1868 July 15: William T.G. Morton died in New York City. In October, 1846, Morton made the first successful public demonstrations of ether anesthesia at the Massachusetts General Hospital in Boston. A recent [and massive!] biography is Richard J. Wolfe’s Tarnished Idol: William T.G. Morton and the Introduction of Surgical Anesthesia [Norman Publishing, 2001].

1876 July 15: J. T. Clover published an article in the British Medical Journal in which he introduces the nitrous oxide-ether sequence and an apparatus for its administration.

1893 July 6: French author Guy de Maupassant, born on August 5, 1850, died. In his brief career De Maupassant wrote several novels and hundreds of short stories. He suffered from migraines and self-medicated with ether. In one of his stories, "Afloat", written in 1888, the narrator treats his migraines in the same way. In that story the narrator declares that ether provides "a new way of seeing, judging, appreciating things and life..." De Maupassant is one of many writers and artists who have noted such experiences with anesthetic drugs.

1899 July 21: Ernest Hemingway was born in Oak Park, Illinois. One of the author’s best known works is A Farewell to Arms [1929], the story of American World War I soldier Frederic and Catherine, the nurse who attends him after an injury. The two fall in love, and Catherine becomes pregnant. The last chapter, like much of the novel, takes place in a hospital and is filled with discussions of pain, unconsciousness and anesthesia related to Catherine’s labor. She likes the nitrous oxide she is given for the pains: “I’m a fool about the gas. It’s wonderful.” Her labor drags on, she gets more and more gas, but finally she acknowledges the gas no longer works, and she has a caesarean. For this and his numerous other works, Hemingway received the Nobel Prize for literature in 1954. He committed suicide at his home in Ketchum, Idaho, on July 2, 1961. [See Herndi DP. Invalid masculinity: silence, hospitals, and anesthesia in A Farewell to Arms. Hemingway Review 21(1): 38-52, fall 2001
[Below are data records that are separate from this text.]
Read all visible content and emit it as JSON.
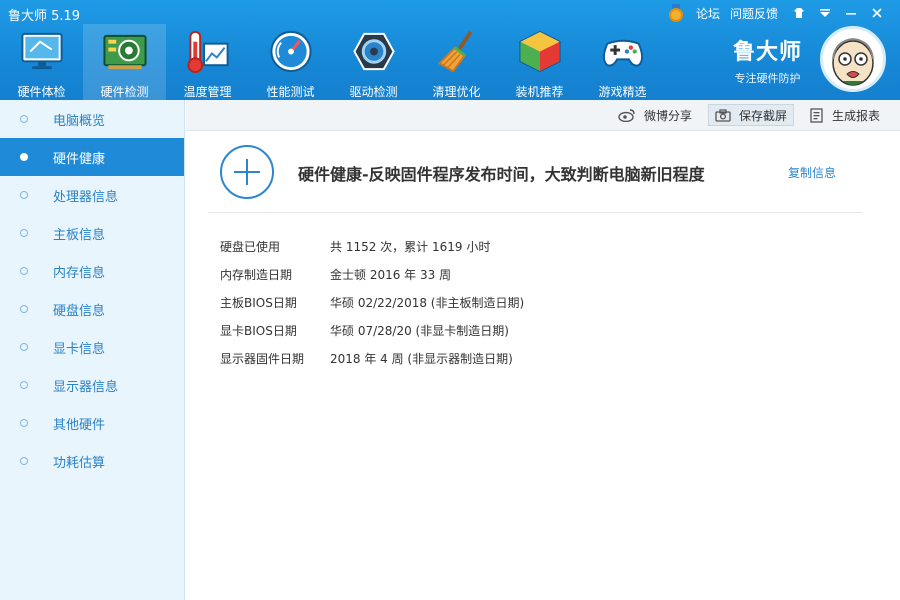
{
  "app": {
    "title": "鲁大师 5.19"
  },
  "top_links": {
    "forum": "论坛",
    "feedback": "问题反馈"
  },
  "nav": [
    {
      "label": "硬件体检",
      "icon": "monitor-check-icon"
    },
    {
      "label": "硬件检测",
      "icon": "hardware-board-icon"
    },
    {
      "label": "温度管理",
      "icon": "thermometer-icon"
    },
    {
      "label": "性能测试",
      "icon": "speedometer-icon"
    },
    {
      "label": "驱动检测",
      "icon": "gear-driver-icon"
    },
    {
      "label": "清理优化",
      "icon": "broom-icon"
    },
    {
      "label": "装机推荐",
      "icon": "cube-icon"
    },
    {
      "label": "游戏精选",
      "icon": "gamepad-icon"
    }
  ],
  "brand": {
    "name": "鲁大师",
    "slogan": "专注硬件防护"
  },
  "sidebar": {
    "items": [
      {
        "label": "电脑概览"
      },
      {
        "label": "硬件健康"
      },
      {
        "label": "处理器信息"
      },
      {
        "label": "主板信息"
      },
      {
        "label": "内存信息"
      },
      {
        "label": "硬盘信息"
      },
      {
        "label": "显卡信息"
      },
      {
        "label": "显示器信息"
      },
      {
        "label": "其他硬件"
      },
      {
        "label": "功耗估算"
      }
    ]
  },
  "toolbar": {
    "weibo_share": "微博分享",
    "save_screenshot": "保存截屏",
    "generate_report": "生成报表"
  },
  "main": {
    "title": "硬件健康-反映固件程序发布时间，大致判断电脑新旧程度",
    "copy_info": "复制信息",
    "rows": [
      {
        "label": "硬盘已使用",
        "value": "共 1152 次，累计 1619 小时"
      },
      {
        "label": "内存制造日期",
        "value": "金士顿 2016 年 33 周"
      },
      {
        "label": "主板BIOS日期",
        "value": "华硕 02/22/2018 (非主板制造日期)"
      },
      {
        "label": "显卡BIOS日期",
        "value": "华硕 07/28/20 (非显卡制造日期)"
      },
      {
        "label": "显示器固件日期",
        "value": "2018 年 4 周 (非显示器制造日期)"
      }
    ]
  }
}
1900 July: Oskar Kreis published the first account of spinal analgesia for vaginal delivery.  [A translation of the German original was published in International Journal of Obstetric Anesthesia 9:174-178, 2000]

1936 July 18: General Francisco Franco led an uprising and the Spanish Civil War began. One of the medical advances from the war is related to blood transfusion. Canadian thoracic surgeon Henry Norman Bethune advocated mobile units to transfuse soldiers at the front instead of waiting until they were transported to medical centers behind the lines. For more on Bethune’s work in this war, see Franco A, Cortes J, Alvarez J, Diz JC. The development of blood transfusion: the contributions of Norman Bethune in the Spanish Civil War (1936-1939). Can J Anaesth 1996; 43: 1076-1078 and Walt AJ. The world’s best-known surgeon. Surgery 1983; 94: 582-590.  Dennis Bock’s 2007 novel, The Communist’s Daughter, is based on the fascinating life of Bethune.

2002 July 19: Barry Reed, a Massachusetts lawyer and novelist, died. Reed's best known novel, The Verdict (1980) is the story of down-and-out Boston attorney Frank Galvin who attempts to redeem himself by taking the case of a young woman who is in a coma following anesthetic complications during surgery. The novel was filmed in 1982, with Paul Newman as Galvin.